The number of opioids prescribed quadrupled from 2011 and 2013, and 19% of Americans with mood disorders have used opioids — compared to 5% of the total population, according to a new study in the Journal of the American Board of Family Medicine. 51% of all opioid prescriptions in the U.S. are given to people with anxiety, depression or other similar disorders.

"We're handing this stuff out like candy," Brian Sites, senior author of the study, told STAT. Sites offered STAT a few possible explanations for the statistic:

  1. Past research has shown that people with depression are more likely to have chronic pain that is often treated with opioids.
  2. Doctors could be more likely to prescribe medication when they know the patient already suffers from an emotional disorder.
  3. Opioids may temporarily help depression.

Go deeper

Kendall Baker, author of Sports
2 hours ago - Sports

2021 Tokyo Olympics hang in the balance

Illustration: Aïda Amer/Axios

10 months ago, the Tokyo Olympics were postponed. Now, less than six months ahead of their new start date, the dreaded word is being murmured: "canceled."

Driving the news: The Japanese government has privately concluded that the Games will have to be called off, The Times reports (subscription), citing an unnamed senior government source.

Biden's centrist words, liberal actions

Illustration: Sarah Grillo/Axios

President Biden talks like a soothing centrist. He promises to govern like a soothing centrist. But early moves show that he is keeping his promise to advance a liberal agenda.

Why it matters: Never before has a president done more by executive fiat in such a short period of time than Biden. And those specific actions, coupled with a push for a more progressive slate of regulators and advisers, look more like the Biden of the Democratic primary than the unity-and-restraint Biden of the general election.
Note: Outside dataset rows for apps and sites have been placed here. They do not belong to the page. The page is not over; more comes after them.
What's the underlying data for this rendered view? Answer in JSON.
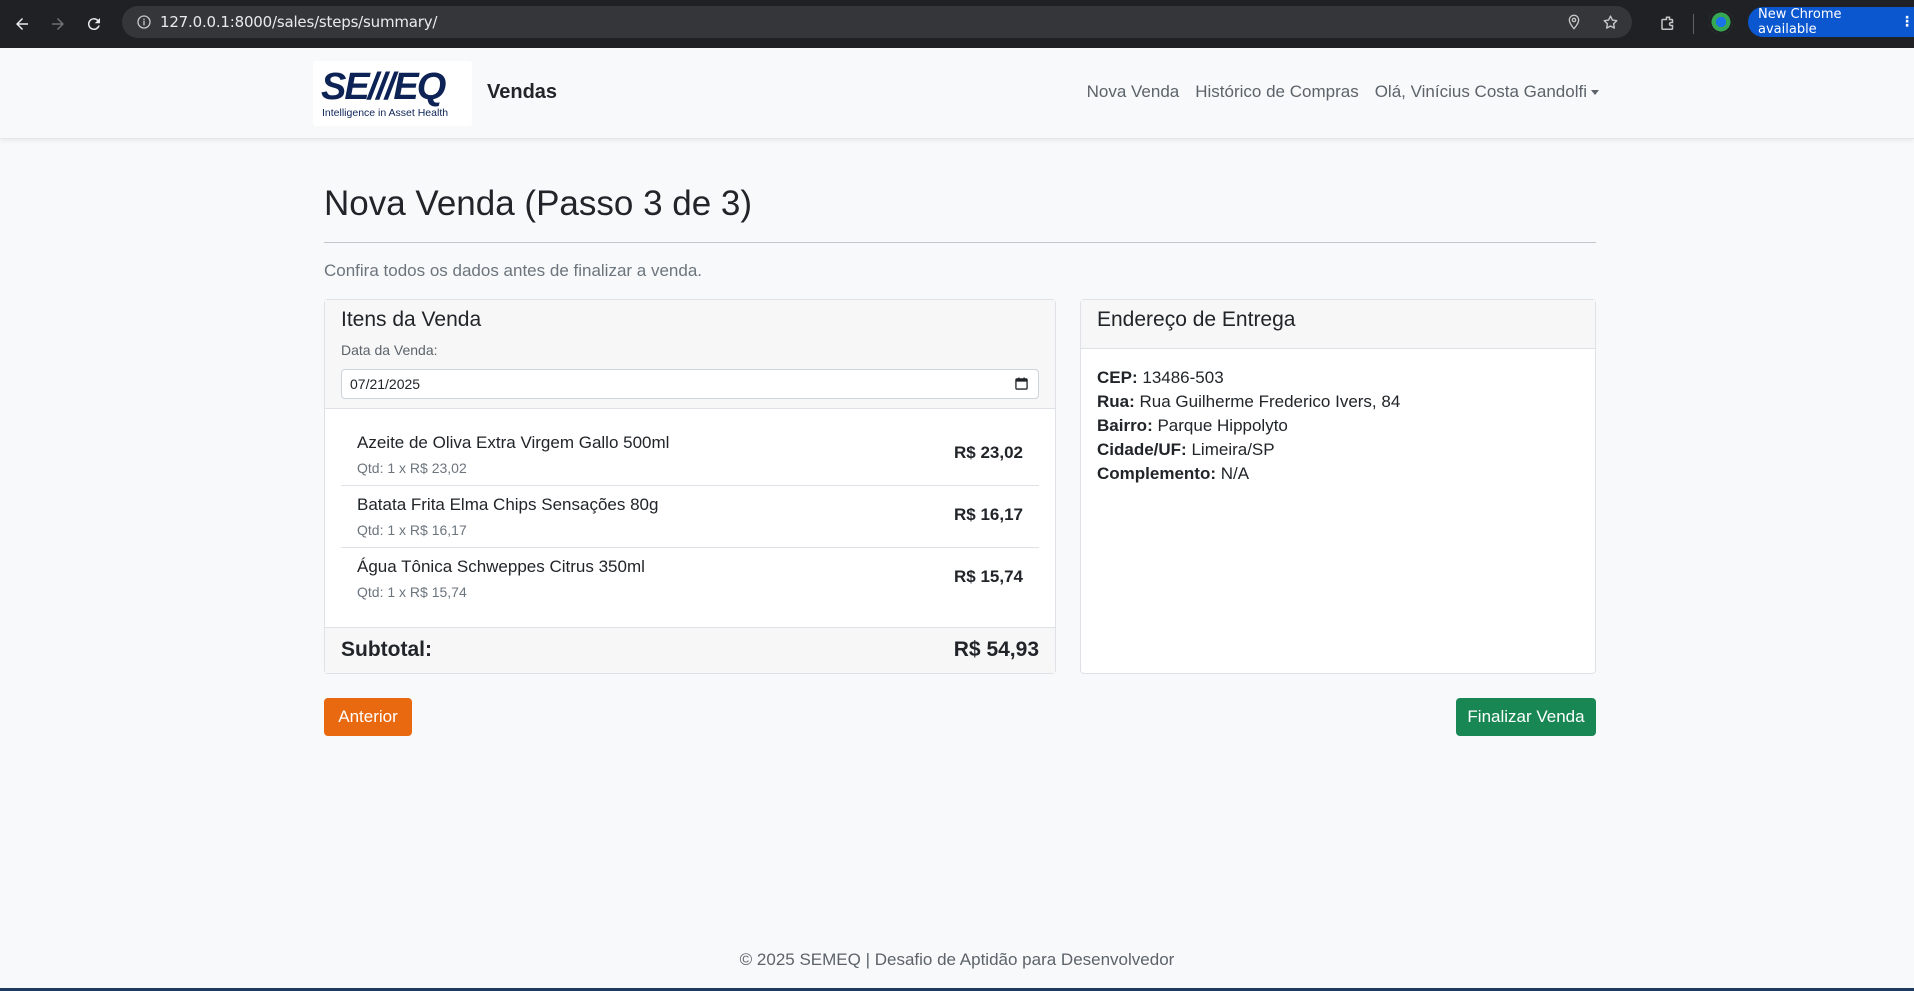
{
  "browser": {
    "url": "127.0.0.1:8000/sales/steps/summary/",
    "update_label": "New Chrome available"
  },
  "site": {
    "logo_mark": "SE///EQ",
    "logo_tagline": "Intelligence in Asset Health",
    "brand": "Vendas",
    "nav": {
      "new_sale": "Nova Venda",
      "history": "Histórico de Compras",
      "user": "Olá, Vinícius Costa Gandolfi"
    }
  },
  "page": {
    "title": "Nova Venda (Passo 3 de 3)",
    "lead": "Confira todos os dados antes de finalizar a venda."
  },
  "items_card": {
    "title": "Itens da Venda",
    "date_label": "Data da Venda:",
    "date_value": "07/21/2025",
    "items": [
      {
        "name": "Azeite de Oliva Extra Virgem Gallo 500ml",
        "qty": "Qtd: 1 x R$ 23,02",
        "price": "R$ 23,02"
      },
      {
        "name": "Batata Frita Elma Chips Sensações 80g",
        "qty": "Qtd: 1 x R$ 16,17",
        "price": "R$ 16,17"
      },
      {
        "name": "Água Tônica Schweppes Citrus 350ml",
        "qty": "Qtd: 1 x R$ 15,74",
        "price": "R$ 15,74"
      }
    ],
    "subtotal_label": "Subtotal:",
    "subtotal_value": "R$ 54,93"
  },
  "address_card": {
    "title": "Endereço de Entrega",
    "cep_label": "CEP:",
    "cep": "13486-503",
    "rua_label": "Rua:",
    "rua": "Rua Guilherme Frederico Ivers, 84",
    "bairro_label": "Bairro:",
    "bairro": "Parque Hippolyto",
    "cidade_label": "Cidade/UF:",
    "cidade": "Limeira/SP",
    "complemento_label": "Complemento:",
    "complemento": "N/A"
  },
  "buttons": {
    "previous": "Anterior",
    "finish": "Finalizar Venda"
  },
  "footer": "© 2025 SEMEQ | Desafio de Aptidão para Desenvolvedor",
  "colors": {
    "prev_button": "#e8690f",
    "finish_button": "#198754",
    "logo_navy": "#0d2356"
  }
}
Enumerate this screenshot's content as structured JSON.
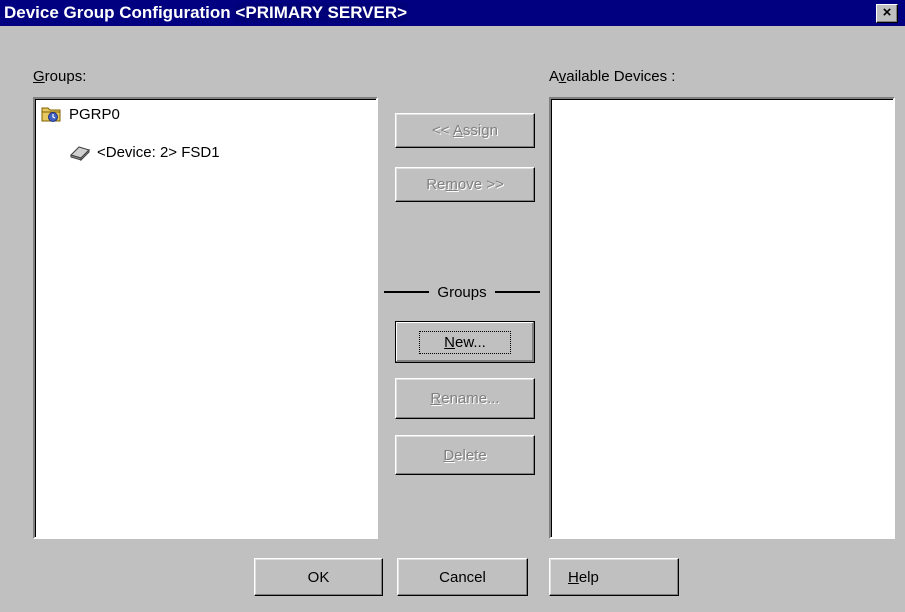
{
  "window": {
    "title": "Device Group Configuration",
    "server": "<PRIMARY SERVER>",
    "close_glyph": "×"
  },
  "groups_panel": {
    "label_prefix": "",
    "label_mnemonic": "G",
    "label_rest": "roups:",
    "tree": [
      {
        "label": "PGRP0",
        "icon": "folder-icon"
      },
      {
        "label": "<Device: 2> FSD1",
        "icon": "drive-icon"
      }
    ]
  },
  "devices_panel": {
    "label_prefix": "A",
    "label_mnemonic": "v",
    "label_rest": "ailable Devices :"
  },
  "buttons": {
    "assign": {
      "pre": "<< ",
      "mn": "A",
      "post": "ssign",
      "enabled": false
    },
    "remove": {
      "pre": "Re",
      "mn": "m",
      "post": "ove >>",
      "enabled": false
    },
    "groups_heading": "Groups",
    "new": {
      "pre": "",
      "mn": "N",
      "post": "ew...",
      "enabled": true
    },
    "rename": {
      "pre": "",
      "mn": "R",
      "post": "ename...",
      "enabled": false
    },
    "delete": {
      "pre": "",
      "mn": "D",
      "post": "elete",
      "enabled": false
    },
    "ok": "OK",
    "cancel": "Cancel",
    "help": {
      "pre": "",
      "mn": "H",
      "post": "elp"
    }
  }
}
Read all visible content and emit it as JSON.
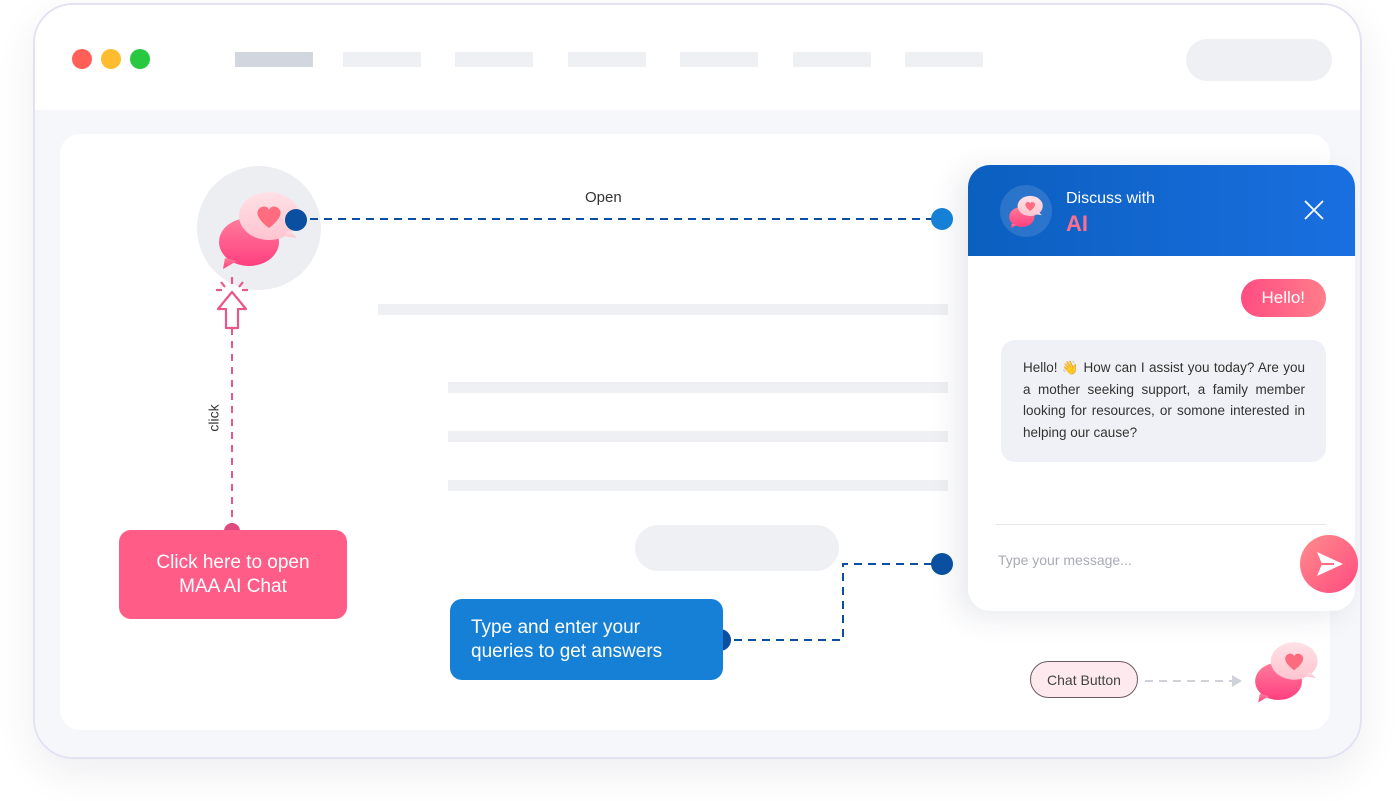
{
  "browser": {
    "traffic_lights": {
      "close": "#ff5f57",
      "minimize": "#febc2e",
      "maximize": "#28c840"
    },
    "nav_placeholders": 7
  },
  "annotations": {
    "open_label": "Open",
    "click_label": "click",
    "open_callout": "Click here to open MAA AI Chat",
    "open_callout_line1": "Click here to open",
    "open_callout_line2": "MAA AI Chat",
    "type_callout_line1": "Type and enter your",
    "type_callout_line2": "queries to get answers",
    "chat_button_label": "Chat Button"
  },
  "chat": {
    "title_line1": "Discuss with",
    "title_line2": "AI",
    "close_icon": "close-icon",
    "messages": [
      {
        "from": "user",
        "text": "Hello!"
      },
      {
        "from": "bot",
        "text_before_emoji": "Hello! ",
        "emoji": "👋",
        "text_after_emoji": " How can I assist you today? Are you a mother seeking support, a family member looking for resources, or somone interested in helping our cause?"
      }
    ],
    "input_placeholder": "Type your message...",
    "send_icon": "send-icon"
  },
  "colors": {
    "brand_blue": "#0b5fbf",
    "accent_pink": "#ff5c88",
    "callout_blue": "#1580d6",
    "connector_blue": "#0a4fa0",
    "connector_pink": "#e8578a"
  }
}
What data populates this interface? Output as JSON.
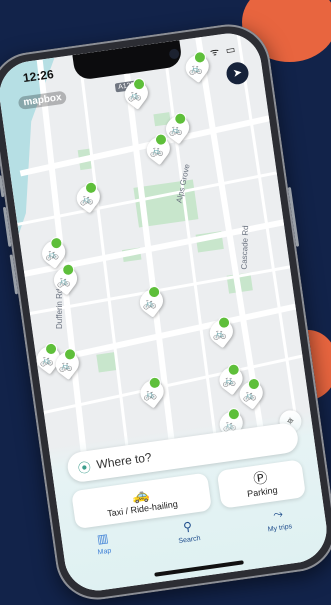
{
  "status_bar": {
    "time": "12:26",
    "icons": "• ᯤ ▭"
  },
  "map": {
    "attribution": "mapbox",
    "road_shield": "A1286",
    "streets": [
      "Alps Grove",
      "Cascade Rd",
      "Dufferin Rd"
    ]
  },
  "search": {
    "placeholder": "Where to?",
    "icon": "pin-icon"
  },
  "actions": [
    {
      "label": "Taxi / Ride-hailing",
      "icon": "taxi-icon"
    },
    {
      "label": "Parking",
      "icon": "parking-icon"
    }
  ],
  "tabs": [
    {
      "label": "Map",
      "icon": "map-icon",
      "active": true
    },
    {
      "label": "Search",
      "icon": "search-icon",
      "active": false
    },
    {
      "label": "My trips",
      "icon": "route-icon",
      "active": false
    }
  ],
  "colors": {
    "accent": "#5ebf3a",
    "brand_orange": "#e8653f",
    "background": "#12234a"
  }
}
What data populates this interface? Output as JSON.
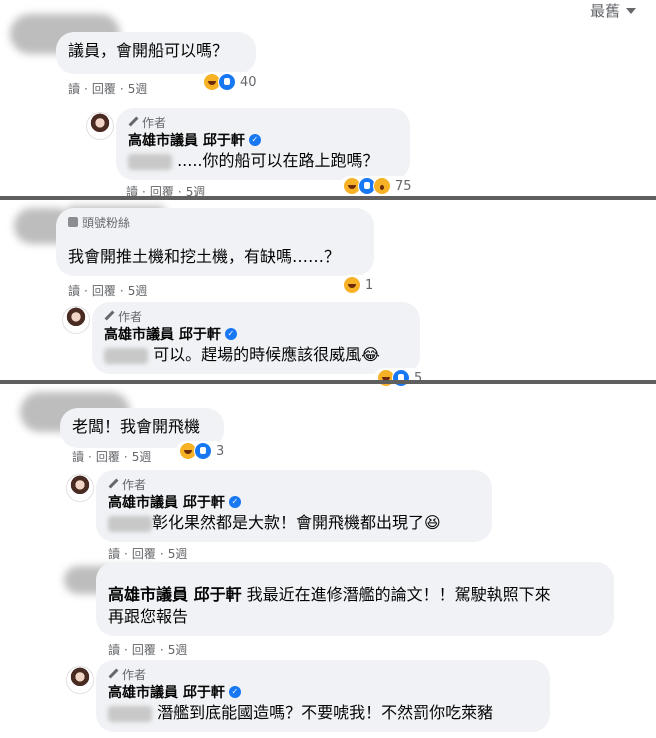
{
  "sort_label": "最舊",
  "meta": {
    "read": "讀",
    "reply": "回覆",
    "time": "5週"
  },
  "author_tag": "作者",
  "fan_tag": "頭號粉絲",
  "page_name": "高雄市議員 邱于軒",
  "verified_glyph": "✓",
  "threads": [
    {
      "comment": "議員，會開船可以嗎？",
      "comment_reaction_count": "40",
      "reply_prefix": "",
      "reply_text": " .....你的船可以在路上跑嗎？",
      "reply_reaction_count": "75"
    },
    {
      "comment": "我會開推土機和挖土機，有缺嗎……？",
      "comment_reaction_count": "1",
      "reply_text": "可以。趕場的時候應該很威風😂",
      "reply_reaction_count": "5"
    },
    {
      "comment": "老闆！我會開飛機",
      "comment_reaction_count": "3",
      "reply_text": "彰化果然都是大款！會開飛機都出現了😆",
      "nested_comment_line1": "我最近在進修潛艦的論文！！駕駛執照下來",
      "nested_comment_line2": "再跟您報告",
      "final_reply_text": "潛艦到底能國造嗎？不要唬我！不然罰你吃萊豬"
    }
  ]
}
3 hours ago - Technology

Review of Trump ban marks major turning point for Facebook

Photo Illustration: Aïda Amer/Axios. Photo: Saul Loeb/AFP via Getty Images

Facebook's decision to ask its new independent Oversight Board to review the company's indefinite suspension of former President Trump is likely to set a critical precedent for how the social media giant handles political speech from world leaders.

What they're saying: "I very much hope and can expect … that they will uphold our decision," Facebook's VP of global affairs Nick Clegg tells Axios.